**Exercise details**:
When the word "label" shows up in a line of the data below, copy that whole line.

Collected data entries:
[Start of section]

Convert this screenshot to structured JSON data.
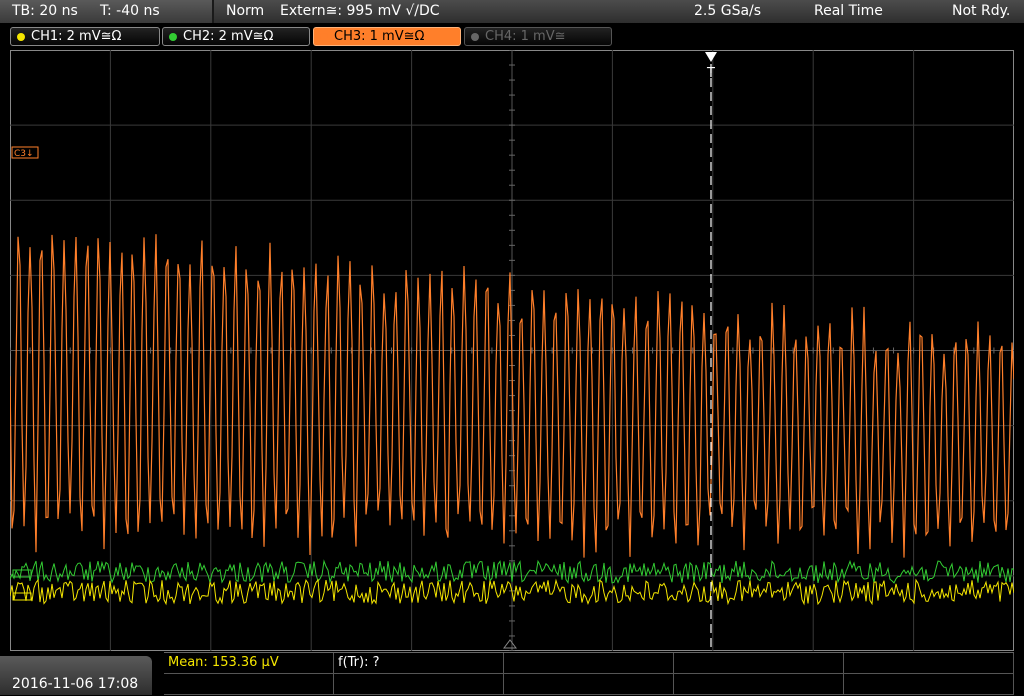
{
  "status": {
    "timebase": "TB: 20 ns",
    "trigger_offset": "T: -40 ns",
    "mode": "Norm",
    "trigger": "Extern≅: 995 mV √/DC",
    "sample_rate": "2.5 GSa/s",
    "acq_mode": "Real Time",
    "state": "Not Rdy."
  },
  "channels": [
    {
      "label": "CH1: 2 mV≅Ω",
      "color": "#f5e600",
      "active": false
    },
    {
      "label": "CH2: 2 mV≅Ω",
      "color": "#33cc33",
      "active": false
    },
    {
      "label": "CH3: 1 mV≅Ω",
      "color": "#ff7f2a",
      "active": true
    },
    {
      "label": "CH4: 1 mV≅",
      "color": "#666666",
      "active": false
    }
  ],
  "markers": {
    "c3": "C3↓",
    "trigger": "T"
  },
  "measurements": {
    "mean": "Mean: 153.36 µV",
    "freq": "f(Tr): ?"
  },
  "datetime": "2016-11-06 17:08",
  "colors": {
    "ch1": "#f5e600",
    "ch2": "#33cc33",
    "ch3": "#ff7f2a",
    "grid": "#3a3a3a"
  }
}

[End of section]

**Answer section**:
      "label": "CH1: 2 mV≅Ω",
      "label": "CH2: 2 mV≅Ω",
      "label": "CH3: 1 mV≅Ω",
      "label": "CH4: 1 mV≅",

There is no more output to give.